A capability set held in memory can be associated with the root user ID in use in a specific user namespace. It is possible to get and set this value (in the memory copy) with cap_get_nsowner() and cap_set_nsowner() respectively. The root user ID is ignored by the libcap library in all cases other than when the capability is written to a file. Only if the value is non-zero will the library attempt to include it in the written file capability set.
cap_get_file() and cap_get_fd() return a non-NULL value on success, and NULL on failure.
cap_set_file() and cap_set_fd() return zero on success, and -1 on failure.
On failure, errno is set to EACCES, EBADFD, ENAMETOOLONG, ENOENT, ENOMEM, ENOTDIR, EPERM, or EROFS.
These functions are specified by withdrawn POSIX.1e draft specification.
Support for file capabilities is provided on Linux since version 2.6.24.
On Linux, the file Effective set is a single bit. If it is enabled, then all Permitted capabilities are enabled in the Effective set of the calling process when the file is executed; otherwise, no capabilities are enabled in the process's Effective set following an execve(2). Because the file Effective set is a single bit, if any capability is enabled in the Effective set of the cap_t given to cap_set_file() or cap_set_fd(), then all capabilities whose Permitted or Inheritable flag is enabled must also have the Effective flag enabled. Conversely, if the Effective bit is enabled on a file, then the cap_t returned by cap_get_file() and cap_get_fd() will have the Effective flag enabled for each capability that has the Permitted or Inheritable flag enabled.

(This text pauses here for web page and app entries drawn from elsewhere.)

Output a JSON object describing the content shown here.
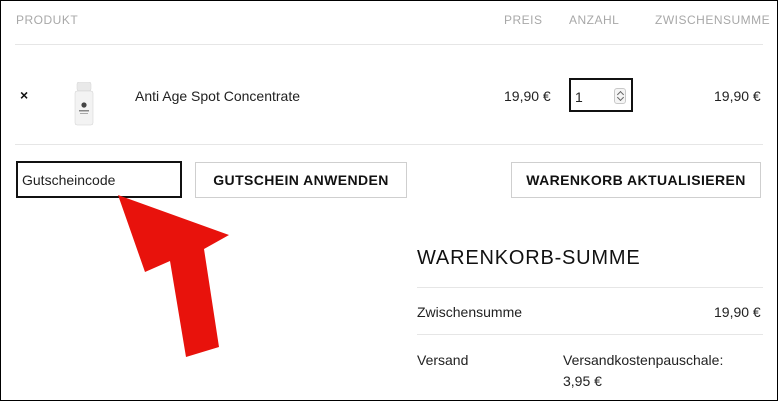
{
  "table": {
    "headers": {
      "product": "PRODUKT",
      "price": "PREIS",
      "quantity": "ANZAHL",
      "subtotal": "ZWISCHENSUMME"
    },
    "rows": [
      {
        "remove": "×",
        "thumbnail_icon": "product-bottle-image",
        "name": "Anti Age Spot Concentrate",
        "price": "19,90 €",
        "quantity": "1",
        "subtotal": "19,90 €"
      }
    ]
  },
  "coupon": {
    "placeholder": "Gutscheincode",
    "apply_label": "GUTSCHEIN ANWENDEN"
  },
  "update_cart_label": "WARENKORB AKTUALISIEREN",
  "annotation": {
    "arrow_color": "#e8120c"
  },
  "totals": {
    "title": "WARENKORB-SUMME",
    "subtotal_label": "Zwischensumme",
    "subtotal_value": "19,90 €",
    "shipping_label": "Versand",
    "shipping_line1": "Versandkostenpauschale:",
    "shipping_line2": "3,95 €"
  }
}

libcap(3), cap_clear(3), cap_copy_ext(3), cap_from_text(3), cap_get_proc(3), cap_init(3), capabilities(7), user_namespaces(7)